▶ WORK TO BE COMPLETED: Report only the number of lines below in which the string "function" appears.

---+---

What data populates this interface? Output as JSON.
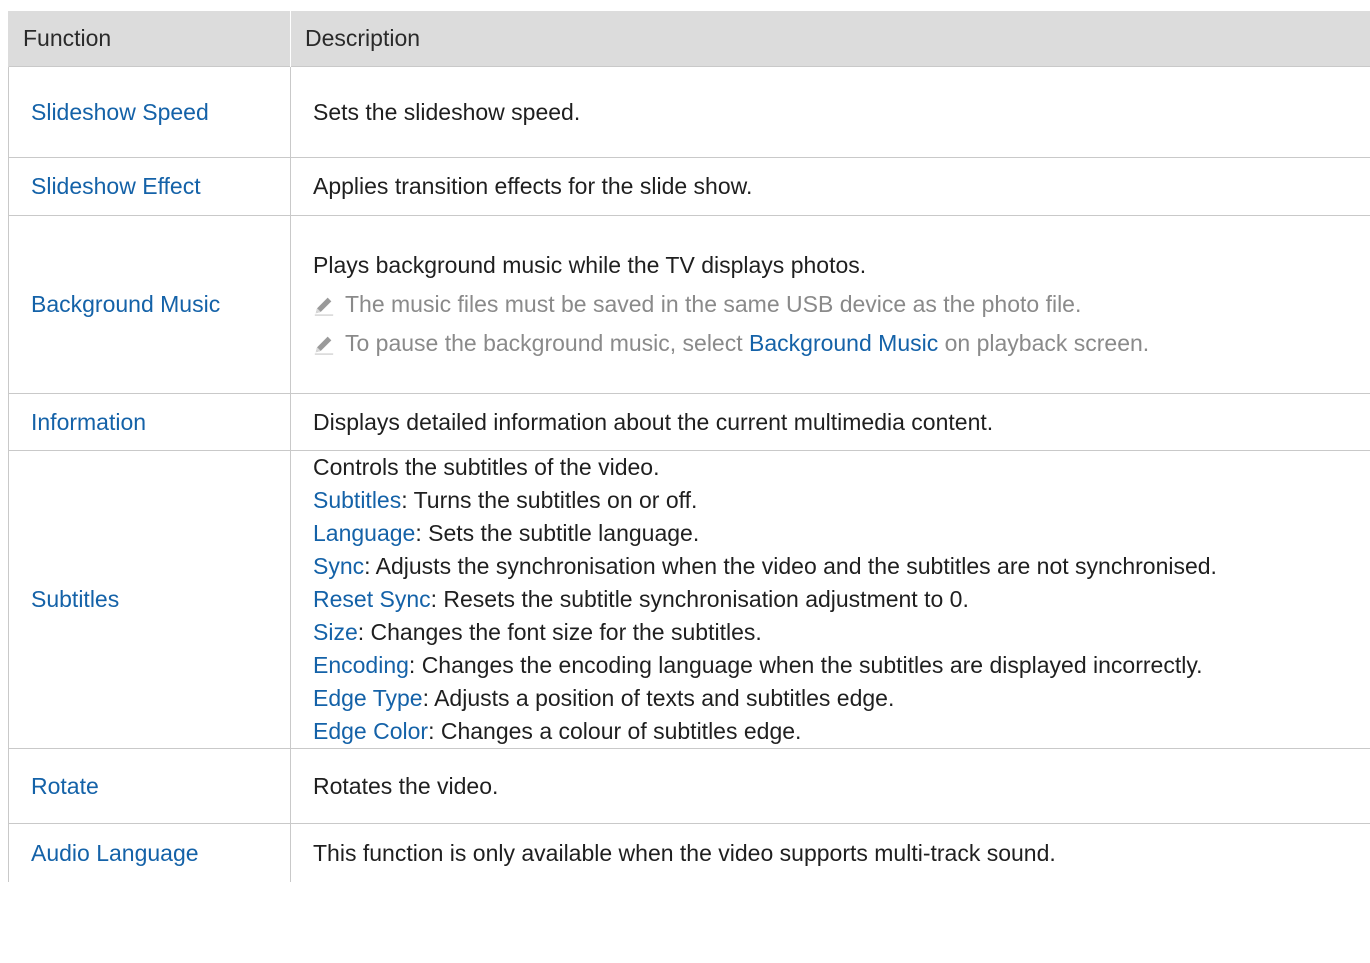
{
  "header": {
    "function": "Function",
    "description": "Description"
  },
  "rows": [
    {
      "function": "Slideshow Speed",
      "description": "Sets the slideshow speed."
    },
    {
      "function": "Slideshow Effect",
      "description": "Applies transition effects for the slide show."
    },
    {
      "function": "Background Music",
      "description": "Plays background music while the TV displays photos.",
      "note1": "The music files must be saved in the same USB device as the photo file.",
      "note2_pre": "To pause the background music, select ",
      "note2_hl": "Background Music",
      "note2_post": " on playback screen."
    },
    {
      "function": "Information",
      "description": "Displays detailed information about the current multimedia content."
    },
    {
      "function": "Subtitles",
      "description": "Controls the subtitles of the video.",
      "items": [
        {
          "name": "Subtitles",
          "text": ": Turns the subtitles on or off."
        },
        {
          "name": "Language",
          "text": ": Sets the subtitle language."
        },
        {
          "name": "Sync",
          "text": ": Adjusts the synchronisation when the video and the subtitles are not synchronised."
        },
        {
          "name": "Reset Sync",
          "text": ": Resets the subtitle synchronisation adjustment to 0."
        },
        {
          "name": "Size",
          "text": ": Changes the font size for the subtitles."
        },
        {
          "name": "Encoding",
          "text": ": Changes the encoding language when the subtitles are displayed incorrectly."
        },
        {
          "name": "Edge Type",
          "text": ": Adjusts a position of texts and subtitles edge."
        },
        {
          "name": "Edge Color",
          "text": ": Changes a colour of subtitles edge."
        }
      ]
    },
    {
      "function": "Rotate",
      "description": "Rotates the video."
    },
    {
      "function": "Audio Language",
      "description": "This function is only available when the video supports multi-track sound."
    }
  ],
  "colors": {
    "link": "#1462a8",
    "header_bg": "#dcdcdc",
    "note_text": "#8a8a8a",
    "border": "#c9c9c9"
  },
  "icons": {
    "note": "pencil-icon"
  }
}
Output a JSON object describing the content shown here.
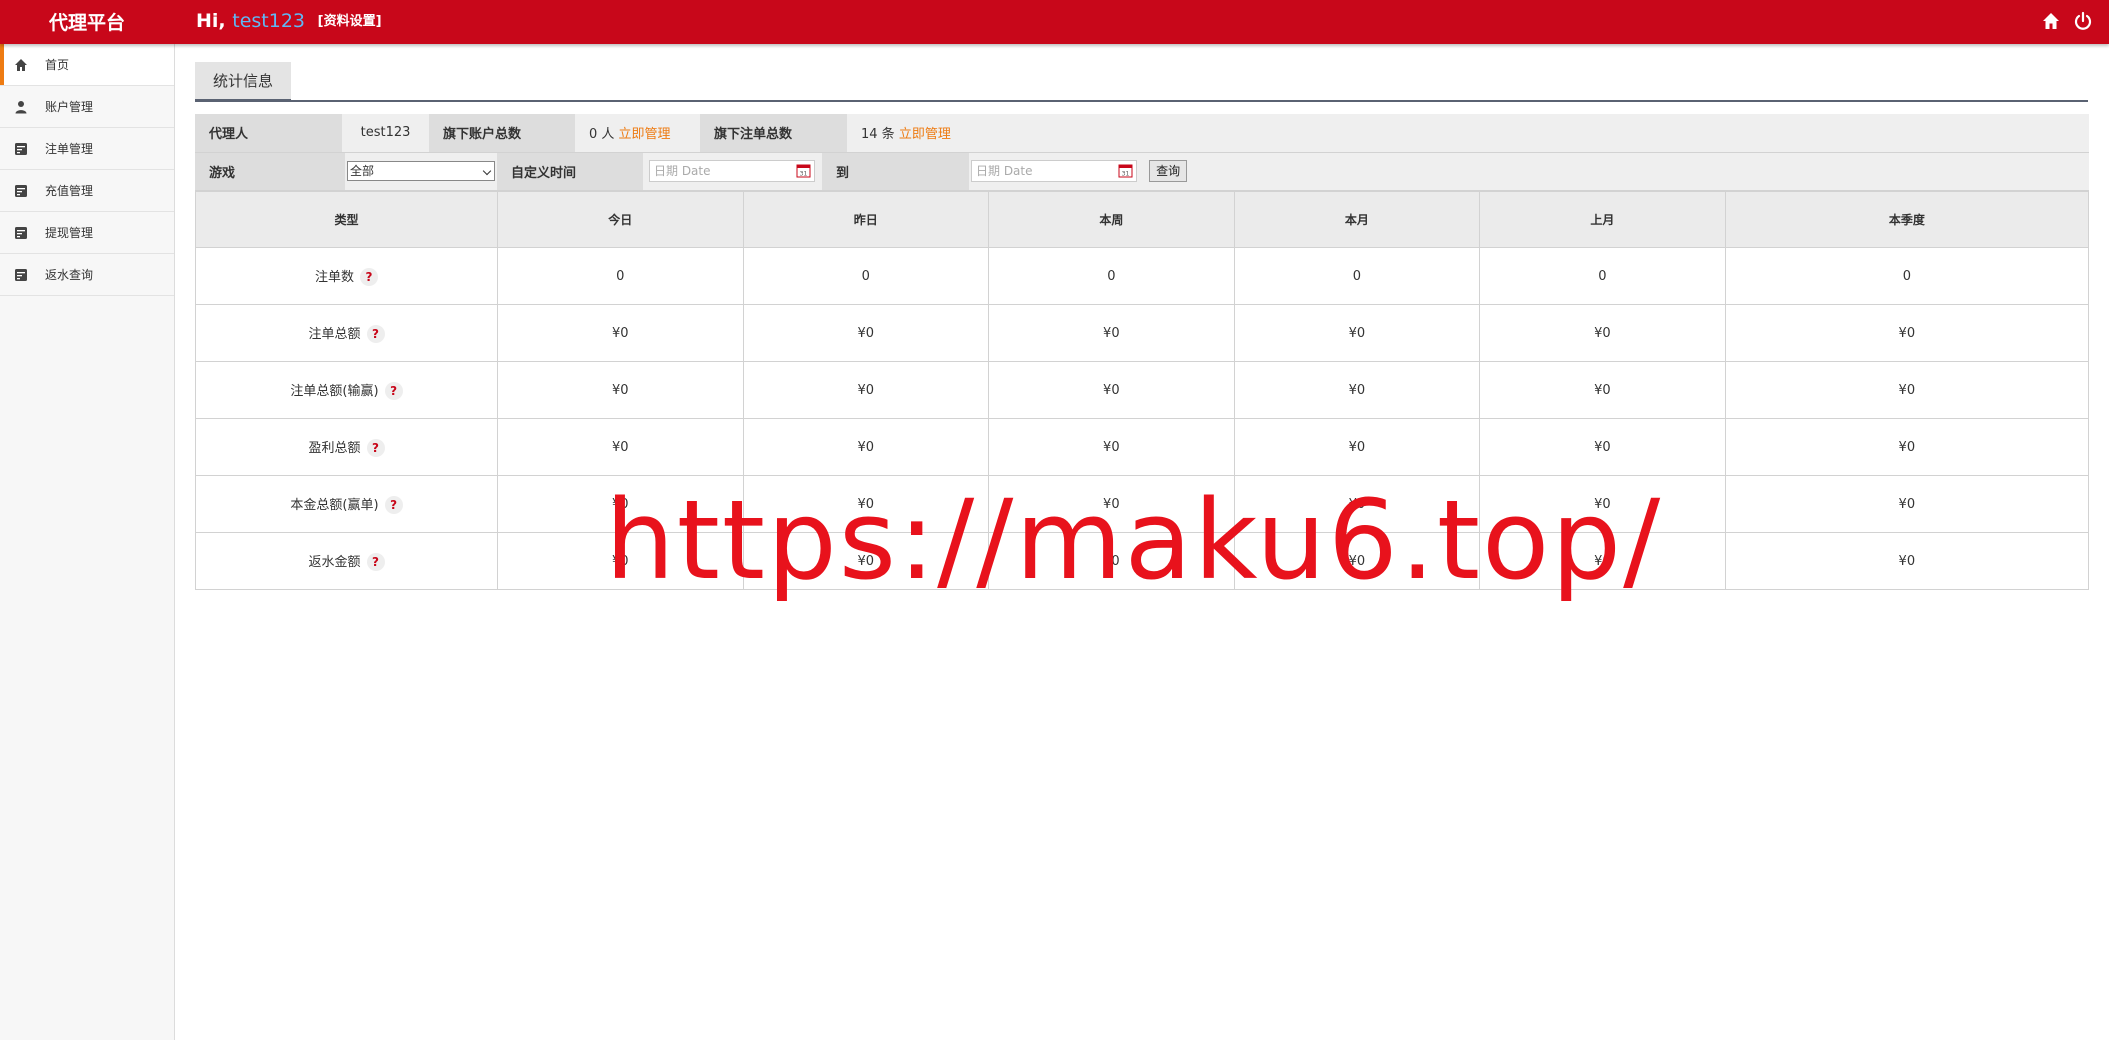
{
  "header": {
    "brand": "代理平台",
    "greeting_prefix": "Hi,",
    "username": "test123",
    "profile_link": "[资料设置]",
    "icons": [
      "home-icon",
      "power-icon"
    ]
  },
  "sidebar": {
    "items": [
      {
        "label": "首页",
        "icon": "home-icon",
        "active": true
      },
      {
        "label": "账户管理",
        "icon": "user-icon",
        "active": false
      },
      {
        "label": "注单管理",
        "icon": "ledger-icon",
        "active": false
      },
      {
        "label": "充值管理",
        "icon": "ledger-icon",
        "active": false
      },
      {
        "label": "提现管理",
        "icon": "ledger-icon",
        "active": false
      },
      {
        "label": "返水查询",
        "icon": "ledger-icon",
        "active": false
      }
    ]
  },
  "main": {
    "tab": "统计信息",
    "info": {
      "agent_label": "代理人",
      "agent_value": "test123",
      "accounts_label": "旗下账户总数",
      "accounts_value": "0 人",
      "accounts_link": "立即管理",
      "orders_label": "旗下注单总数",
      "orders_value": "14 条",
      "orders_link": "立即管理"
    },
    "filter": {
      "game_label": "游戏",
      "game_selected": "全部",
      "custom_time_label": "自定义时间",
      "date_placeholder": "日期 Date",
      "to_label": "到",
      "query_button": "查询"
    },
    "stats": {
      "headers": [
        "类型",
        "今日",
        "昨日",
        "本周",
        "本月",
        "上月",
        "本季度"
      ],
      "rows": [
        {
          "label": "注单数",
          "values": [
            "0",
            "0",
            "0",
            "0",
            "0",
            "0"
          ]
        },
        {
          "label": "注单总额",
          "values": [
            "¥0",
            "¥0",
            "¥0",
            "¥0",
            "¥0",
            "¥0"
          ]
        },
        {
          "label": "注单总额(输赢)",
          "values": [
            "¥0",
            "¥0",
            "¥0",
            "¥0",
            "¥0",
            "¥0"
          ]
        },
        {
          "label": "盈利总额",
          "values": [
            "¥0",
            "¥0",
            "¥0",
            "¥0",
            "¥0",
            "¥0"
          ]
        },
        {
          "label": "本金总额(赢单)",
          "values": [
            "¥0",
            "¥0",
            "¥0",
            "¥0",
            "¥0",
            "¥0"
          ]
        },
        {
          "label": "返水金额",
          "values": [
            "¥0",
            "¥0",
            "¥0",
            "¥0",
            "¥0",
            "¥0"
          ]
        }
      ],
      "help_mark": "?"
    }
  },
  "watermark": "https://maku6.top/",
  "colors": {
    "header_bg": "#c8071a",
    "accent_orange": "#ee7b12",
    "username_blue": "#5fb8f5",
    "watermark_red": "#e8121c"
  }
}
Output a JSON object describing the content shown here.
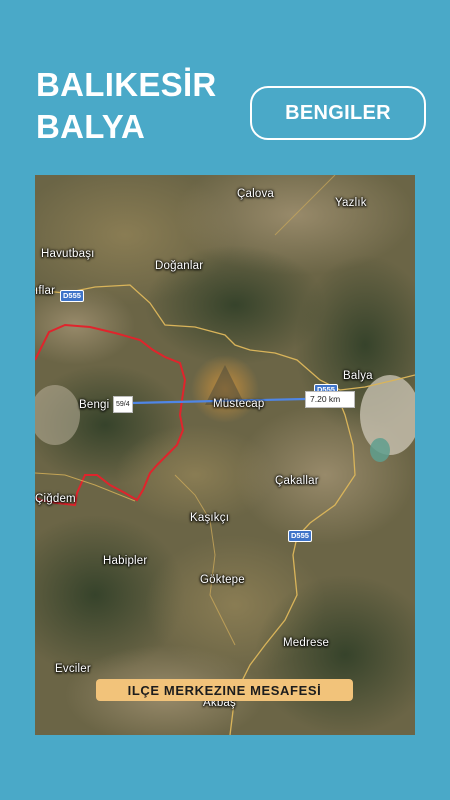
{
  "header": {
    "title_line1": "BALIKESİR",
    "title_line2": "BALYA",
    "location_button": "BENGILER"
  },
  "map": {
    "places": {
      "calova": "Çalova",
      "yazlik": "Yazlık",
      "havutbasi": "Havutbaşı",
      "doganlar": "Doğanlar",
      "cilar": "ıflar",
      "bengi": "Bengi",
      "mustecap": "Müstecap",
      "balya": "Balya",
      "cakallar": "Çakallar",
      "cigdem": "Çiğdem",
      "kasikci": "Kaşıkçı",
      "habipler": "Habipler",
      "goktepe": "Göktepe",
      "medrese": "Medrese",
      "evciler": "Evciler",
      "akbas": "Akbaş"
    },
    "roads": {
      "d555_top": "D555",
      "d555_right": "D555",
      "d555_bottom": "D555"
    },
    "measure_start_label": "59/4",
    "distance_label": "7.20 km",
    "route_color": "#4f86e6",
    "border_color": "#e0242c",
    "road_line_color": "#d9b45a",
    "banner": "ILÇE MERKEZINE MESAFESİ"
  }
}
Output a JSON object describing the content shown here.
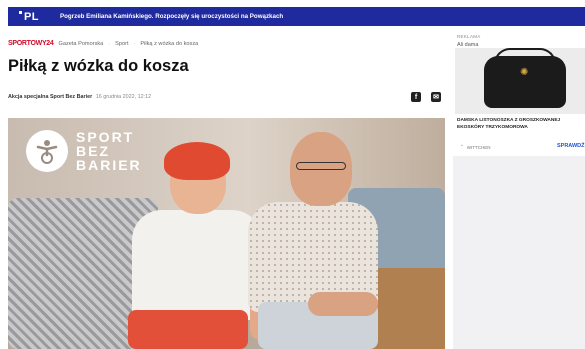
{
  "topbar": {
    "logo": "PL",
    "headline": "Pogrzeb Emiliana Kamińskiego. Rozpoczęły się uroczystości na Powązkach"
  },
  "breadcrumb": {
    "brand": "SPORTOWY24",
    "items": [
      "Gazeta Pomorska",
      "Sport",
      "Piłką z wózka do kosza"
    ]
  },
  "article": {
    "title": "Piłką z wózka do kosza",
    "author": "Akcja specjalna Sport Bez Barier",
    "date": "16 grudnia 2022, 12:12",
    "share": [
      "f",
      "✉"
    ]
  },
  "photo": {
    "overlay_logo_line1": "SPORT",
    "overlay_logo_line2": "BEZ",
    "overlay_logo_line3": "BARIER"
  },
  "ad": {
    "label": "REKLAMA",
    "tag": "Ali dama",
    "title": "DAMSKA LISTONOSZKA Z GROSZKOWANEJ EKOSKÓRY TRZYKOMOROWA",
    "brand": "WITTCHEN",
    "cta": "SPRAWDŹ"
  }
}
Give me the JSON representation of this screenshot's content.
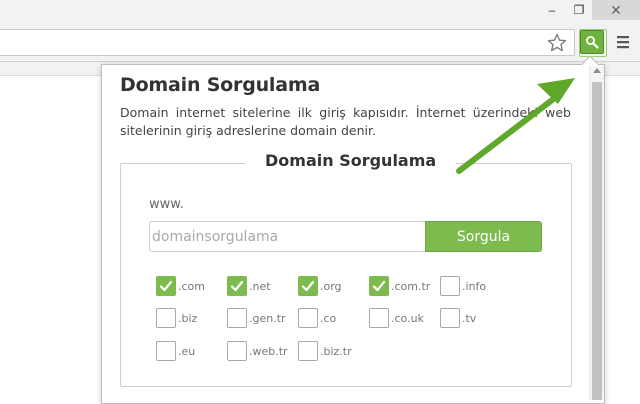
{
  "window": {
    "minimize_glyph": "–",
    "restore_glyph": "❐",
    "close_glyph": "✕"
  },
  "toolbar": {
    "icons": [
      "star-icon",
      "search-icon",
      "menu-icon"
    ],
    "extension_color": "#6fb23f"
  },
  "popup": {
    "title": "Domain Sorgulama",
    "description": "Domain internet sitelerine ilk giriş kapısıdır. İnternet üzerindeki web sitelerinin giriş adreslerine domain denir.",
    "form_title": "Domain Sorgulama",
    "prefix": "www.",
    "input_value": "",
    "input_placeholder": "domainsorgulama",
    "search_label": "Sorgula",
    "accent_color": "#7dbb4f",
    "tlds": [
      {
        "label": ".com",
        "checked": true
      },
      {
        "label": ".net",
        "checked": true
      },
      {
        "label": ".org",
        "checked": true
      },
      {
        "label": ".com.tr",
        "checked": true
      },
      {
        "label": ".info",
        "checked": false
      },
      {
        "label": ".biz",
        "checked": false
      },
      {
        "label": ".gen.tr",
        "checked": false
      },
      {
        "label": ".co",
        "checked": false
      },
      {
        "label": ".co.uk",
        "checked": false
      },
      {
        "label": ".tv",
        "checked": false
      },
      {
        "label": ".eu",
        "checked": false
      },
      {
        "label": ".web.tr",
        "checked": false
      },
      {
        "label": ".biz.tr",
        "checked": false
      }
    ]
  },
  "annotation": {
    "arrow_color": "#5fa82a"
  }
}
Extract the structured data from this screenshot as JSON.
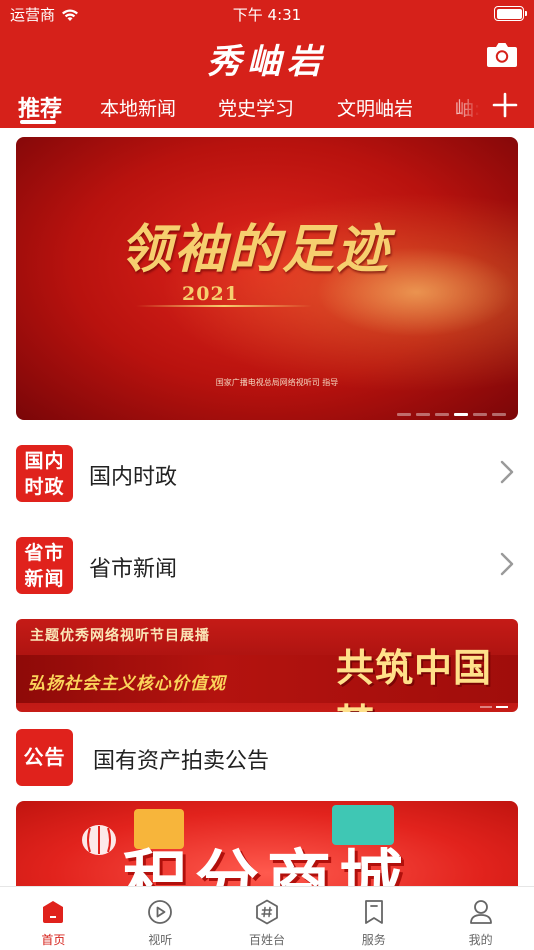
{
  "status_bar": {
    "carrier": "运营商",
    "time": "下午 4:31"
  },
  "header": {
    "title": "秀岫岩",
    "camera_icon": "camera-icon",
    "add_icon": "plus-icon"
  },
  "tabs": [
    {
      "label": "推荐",
      "active": true
    },
    {
      "label": "本地新闻",
      "active": false
    },
    {
      "label": "党史学习",
      "active": false
    },
    {
      "label": "文明岫岩",
      "active": false
    },
    {
      "label": "岫:",
      "active": false
    }
  ],
  "banner": {
    "title": "领袖的足迹",
    "year": "2021",
    "credit": "国家广播电视总局网络视听司  指导",
    "slide_count": 6,
    "active_slide": 4
  },
  "rows": [
    {
      "badge_line1": "国内",
      "badge_line2": "时政",
      "label": "国内时政"
    },
    {
      "badge_line1": "省市",
      "badge_line2": "新闻",
      "label": "省市新闻"
    }
  ],
  "promo": {
    "top": "主题优秀网络视听节目展播",
    "left": "弘扬社会主义核心价值观",
    "big": "共筑中国梦"
  },
  "notice": {
    "badge": "公告",
    "label": "国有资产拍卖公告"
  },
  "mall": {
    "text": "积分商城"
  },
  "tabbar": [
    {
      "label": "首页",
      "icon": "home-icon",
      "active": true
    },
    {
      "label": "视听",
      "icon": "play-icon",
      "active": false
    },
    {
      "label": "百姓台",
      "icon": "hashtag-icon",
      "active": false
    },
    {
      "label": "服务",
      "icon": "bookmark-icon",
      "active": false
    },
    {
      "label": "我的",
      "icon": "user-icon",
      "active": false
    }
  ],
  "colors": {
    "brand_red": "#d6211a",
    "badge_red": "#e0221c",
    "gold": "#f6cf6f"
  }
}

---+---

▶ PROBLEM SOLUTION: 9